● Your assignment
Each line below that contains the word "population" must be copied.

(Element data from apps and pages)
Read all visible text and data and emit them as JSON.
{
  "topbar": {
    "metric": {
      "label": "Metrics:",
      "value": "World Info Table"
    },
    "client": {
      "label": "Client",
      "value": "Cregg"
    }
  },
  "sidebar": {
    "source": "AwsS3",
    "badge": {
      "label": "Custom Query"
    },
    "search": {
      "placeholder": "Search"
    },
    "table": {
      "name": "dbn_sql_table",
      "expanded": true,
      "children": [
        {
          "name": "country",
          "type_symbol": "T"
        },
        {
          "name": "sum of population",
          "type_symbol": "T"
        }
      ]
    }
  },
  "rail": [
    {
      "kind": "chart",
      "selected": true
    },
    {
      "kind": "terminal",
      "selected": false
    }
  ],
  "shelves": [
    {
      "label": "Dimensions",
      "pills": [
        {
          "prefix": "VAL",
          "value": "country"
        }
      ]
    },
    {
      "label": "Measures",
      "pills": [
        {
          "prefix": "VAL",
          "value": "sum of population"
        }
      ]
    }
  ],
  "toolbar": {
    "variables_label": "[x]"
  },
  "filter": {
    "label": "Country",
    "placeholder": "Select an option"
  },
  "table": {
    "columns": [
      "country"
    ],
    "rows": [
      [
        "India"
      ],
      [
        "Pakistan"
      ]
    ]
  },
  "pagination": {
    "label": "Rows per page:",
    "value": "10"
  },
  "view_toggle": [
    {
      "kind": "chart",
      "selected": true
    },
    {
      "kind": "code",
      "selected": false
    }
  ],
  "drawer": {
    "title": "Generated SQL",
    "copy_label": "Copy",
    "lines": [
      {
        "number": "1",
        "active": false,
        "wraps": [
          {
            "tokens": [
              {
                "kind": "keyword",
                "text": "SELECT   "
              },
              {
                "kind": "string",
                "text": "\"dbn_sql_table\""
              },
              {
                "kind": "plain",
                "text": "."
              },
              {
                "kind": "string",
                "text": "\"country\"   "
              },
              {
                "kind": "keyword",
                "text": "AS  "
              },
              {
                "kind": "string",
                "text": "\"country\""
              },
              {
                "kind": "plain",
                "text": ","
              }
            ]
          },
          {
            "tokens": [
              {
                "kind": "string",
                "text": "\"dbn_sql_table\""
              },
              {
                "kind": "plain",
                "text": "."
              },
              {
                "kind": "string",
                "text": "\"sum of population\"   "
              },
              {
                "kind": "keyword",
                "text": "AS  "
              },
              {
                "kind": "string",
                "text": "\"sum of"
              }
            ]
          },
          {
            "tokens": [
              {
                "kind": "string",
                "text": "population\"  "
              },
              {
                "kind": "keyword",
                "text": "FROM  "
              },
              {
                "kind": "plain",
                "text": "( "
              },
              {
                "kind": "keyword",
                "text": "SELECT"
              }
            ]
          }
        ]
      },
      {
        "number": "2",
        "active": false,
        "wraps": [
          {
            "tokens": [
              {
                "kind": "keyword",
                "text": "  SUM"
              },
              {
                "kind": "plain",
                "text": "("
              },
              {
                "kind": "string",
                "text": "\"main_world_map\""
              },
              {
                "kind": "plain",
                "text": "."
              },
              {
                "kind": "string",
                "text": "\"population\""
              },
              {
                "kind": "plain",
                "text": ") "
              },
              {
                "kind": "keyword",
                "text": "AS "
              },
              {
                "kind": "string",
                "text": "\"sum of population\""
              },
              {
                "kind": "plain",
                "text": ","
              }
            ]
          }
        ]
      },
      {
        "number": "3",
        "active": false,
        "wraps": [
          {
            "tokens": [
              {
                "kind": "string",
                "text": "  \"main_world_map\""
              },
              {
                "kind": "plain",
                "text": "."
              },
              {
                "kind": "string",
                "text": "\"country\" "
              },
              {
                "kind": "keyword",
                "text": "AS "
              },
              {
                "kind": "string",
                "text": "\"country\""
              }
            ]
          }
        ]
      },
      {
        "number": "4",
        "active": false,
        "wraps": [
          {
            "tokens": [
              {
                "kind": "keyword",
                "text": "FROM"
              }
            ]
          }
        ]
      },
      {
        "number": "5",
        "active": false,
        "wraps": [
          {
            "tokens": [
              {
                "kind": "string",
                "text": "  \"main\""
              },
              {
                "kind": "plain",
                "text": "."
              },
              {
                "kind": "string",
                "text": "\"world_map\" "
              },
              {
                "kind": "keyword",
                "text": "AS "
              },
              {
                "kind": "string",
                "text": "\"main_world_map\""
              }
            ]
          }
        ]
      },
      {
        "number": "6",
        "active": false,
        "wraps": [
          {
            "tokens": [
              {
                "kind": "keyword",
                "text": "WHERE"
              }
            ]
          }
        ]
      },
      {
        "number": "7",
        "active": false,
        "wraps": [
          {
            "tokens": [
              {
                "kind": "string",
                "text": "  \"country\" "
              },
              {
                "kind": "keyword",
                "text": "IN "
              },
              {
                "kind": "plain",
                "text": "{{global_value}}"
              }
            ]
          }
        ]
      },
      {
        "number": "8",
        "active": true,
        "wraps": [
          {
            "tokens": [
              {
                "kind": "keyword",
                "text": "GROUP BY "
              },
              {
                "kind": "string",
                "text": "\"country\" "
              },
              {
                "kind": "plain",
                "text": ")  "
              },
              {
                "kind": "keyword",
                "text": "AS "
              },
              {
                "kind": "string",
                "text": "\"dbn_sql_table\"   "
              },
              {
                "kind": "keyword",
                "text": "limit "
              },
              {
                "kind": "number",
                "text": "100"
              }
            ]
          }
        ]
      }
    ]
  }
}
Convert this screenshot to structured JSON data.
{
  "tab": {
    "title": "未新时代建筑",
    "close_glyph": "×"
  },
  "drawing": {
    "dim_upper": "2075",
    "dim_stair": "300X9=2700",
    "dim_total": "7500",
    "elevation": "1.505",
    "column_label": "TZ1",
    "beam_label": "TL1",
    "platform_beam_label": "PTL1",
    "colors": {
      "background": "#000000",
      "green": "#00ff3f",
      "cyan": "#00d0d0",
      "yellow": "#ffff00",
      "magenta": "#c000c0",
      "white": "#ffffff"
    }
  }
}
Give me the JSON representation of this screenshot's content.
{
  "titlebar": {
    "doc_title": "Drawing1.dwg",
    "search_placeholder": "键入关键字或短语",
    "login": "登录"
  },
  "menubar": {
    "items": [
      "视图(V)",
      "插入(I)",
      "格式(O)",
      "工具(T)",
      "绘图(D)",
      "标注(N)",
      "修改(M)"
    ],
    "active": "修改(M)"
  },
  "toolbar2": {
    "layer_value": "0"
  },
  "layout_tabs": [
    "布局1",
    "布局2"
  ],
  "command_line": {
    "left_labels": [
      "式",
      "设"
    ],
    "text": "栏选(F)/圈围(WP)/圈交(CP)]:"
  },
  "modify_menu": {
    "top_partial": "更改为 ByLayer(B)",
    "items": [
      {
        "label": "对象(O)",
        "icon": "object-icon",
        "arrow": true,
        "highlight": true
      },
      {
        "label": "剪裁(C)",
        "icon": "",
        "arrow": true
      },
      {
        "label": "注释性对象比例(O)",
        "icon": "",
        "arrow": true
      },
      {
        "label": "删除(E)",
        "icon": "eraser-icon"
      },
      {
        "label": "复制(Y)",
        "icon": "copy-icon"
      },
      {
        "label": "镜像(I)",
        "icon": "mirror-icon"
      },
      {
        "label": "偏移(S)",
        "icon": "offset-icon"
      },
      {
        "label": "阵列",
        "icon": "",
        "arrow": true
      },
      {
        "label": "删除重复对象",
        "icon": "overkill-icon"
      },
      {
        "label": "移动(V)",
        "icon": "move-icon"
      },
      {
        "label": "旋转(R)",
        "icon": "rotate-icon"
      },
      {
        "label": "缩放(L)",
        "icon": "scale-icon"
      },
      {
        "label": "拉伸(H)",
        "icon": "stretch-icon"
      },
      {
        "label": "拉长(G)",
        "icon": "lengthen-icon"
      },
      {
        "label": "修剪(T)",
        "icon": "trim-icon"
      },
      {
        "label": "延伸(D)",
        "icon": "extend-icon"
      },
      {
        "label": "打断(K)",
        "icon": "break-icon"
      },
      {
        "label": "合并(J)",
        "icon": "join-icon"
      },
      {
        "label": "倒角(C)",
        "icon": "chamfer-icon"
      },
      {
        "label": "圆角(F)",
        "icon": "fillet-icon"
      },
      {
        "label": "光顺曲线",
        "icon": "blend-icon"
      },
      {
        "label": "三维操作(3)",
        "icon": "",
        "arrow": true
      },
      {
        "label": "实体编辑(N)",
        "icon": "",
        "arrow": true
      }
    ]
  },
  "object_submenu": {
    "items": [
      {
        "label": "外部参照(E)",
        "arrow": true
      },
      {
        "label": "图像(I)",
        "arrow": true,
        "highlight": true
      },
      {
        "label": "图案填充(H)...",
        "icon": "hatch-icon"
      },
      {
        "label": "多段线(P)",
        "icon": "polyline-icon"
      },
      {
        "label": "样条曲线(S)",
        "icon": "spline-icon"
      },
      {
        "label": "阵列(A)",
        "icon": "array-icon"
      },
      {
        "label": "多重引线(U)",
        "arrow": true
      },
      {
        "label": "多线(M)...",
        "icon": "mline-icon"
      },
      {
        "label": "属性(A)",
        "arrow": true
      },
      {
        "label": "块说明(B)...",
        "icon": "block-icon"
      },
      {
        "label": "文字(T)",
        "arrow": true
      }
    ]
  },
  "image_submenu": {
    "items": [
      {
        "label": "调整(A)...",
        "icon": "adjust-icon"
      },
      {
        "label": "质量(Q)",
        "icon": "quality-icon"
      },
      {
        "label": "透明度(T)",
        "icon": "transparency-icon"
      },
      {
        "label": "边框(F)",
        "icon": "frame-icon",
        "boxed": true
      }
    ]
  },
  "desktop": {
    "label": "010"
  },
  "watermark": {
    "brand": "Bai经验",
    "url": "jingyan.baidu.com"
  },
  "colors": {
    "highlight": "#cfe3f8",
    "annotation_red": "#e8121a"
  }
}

● Exercise answer
          "name": "sum of population",
          "value": "sum of population"
                "text": "\"sum of population\"   "
                "text": "population\"  "
                "text": "\"population\""
                "text": "\"sum of population\""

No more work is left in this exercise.